Piano is one of the great instruments of all time, and can play anything really, but the tone and richness of the organ does lend itself well to more a blues, soul, and gospel type of repertoire.  

Looking from “Breathing Space” in 2007 to today, how would you say your playing has developed or changed?

Hard to believe that record was 12 years ago!  I’d say since then I’ve expanded my harmonic and melodic vocabulary, improvising with wider range of textures.  But just as importantly I’ve developed a greater awareness and stronger ability to stay in the moment, listening closely to the other musicians I’m performing with while also stating what I have to say with more strength and conviction. 

What instrumentation do you most love when performing?

My favorite ensemble to perform with these days is the classic piano trio, i.e. piano, acoustic bass, and drums. It allows me the most flexibility to lead the way, while also having plenty of interaction and support from my sidemen.  Of course I’m always happy to add a great horn player, and I also love accompanying hip vocalists. 

What is the most challenging aspect of recording/producing a CD?

Coming up with a concept and repertoire for a recording project is always a challenge, but it’s also quite fun.

What’s also difficult, however, is the financial aspect.  Not many people buy CD’s anymore, especially in the US, so figuring out how to finance a new record takes creativity.  Touring overseas helps, as more people tend to buy the music after the show, but other sources of funding like Kickstarter and other crowdfunding sites have become increasingly common.

Where in the world do you most want to play that you have not yet?

I’ve never been to Brazil, which is a country with a very deeply embedded appreciation for music, so I’d love to perform there.

South Africa sounds amazing as well. 

Favorite festival or large event?

I’ve performed in Marciac, France, which was an absolutely beautiful, intimate festival.  San Sebastian in Spain is another great one.  I also got to spend a whole summer in 2014 with guitarist Bobby Broom opening for Steely Dan. That was pretty amazing.

We played at The Forum in LA to a crowd of about 12,500 people, I’ll never forget that. 

Favorite small club?

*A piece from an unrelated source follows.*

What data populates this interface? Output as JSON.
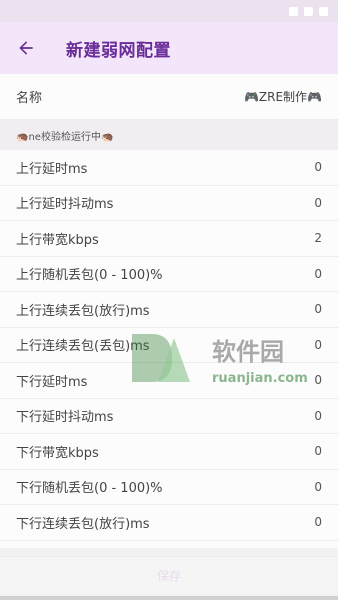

I lead my own trio at a beautiful club in the West Village called Mezzrow.  Great acoustics, beautiful piano, very intimate setting. 

Best way to connect with an audience is _______________________ …and why?

Play with soul and honesty, and let them know that they’re part of what’s happening.  As musicians we feed off the energy we get from the audience, and then we hopefully can take that energy, do something with it, and send it back out to them in ways they didn’t expect.  That’s one of the best feelings you can have as a musician. 

What do you most want to tell people about yourself as a musician?

I play music that I love, and that I would want to listen to as an audience member.  I try to present my music with joy and honesty, and I hope people can connect with that.  As a jazz musician, I’m also dedicated to swing! 

A lot of jazz these days feels that it has to leave swing behind to be modern, but to me that beautiful feeling of swing is essential. 

Other comments?

Thanks for the interest and support!  For more of my music and to see where I’m performing head to www.benpaterson.com, or follow me on Facebook or Instagram at Ben Paterson Music.

Photos courtesy of and with permission of Ben Paterson.
© Debbie Burke 2019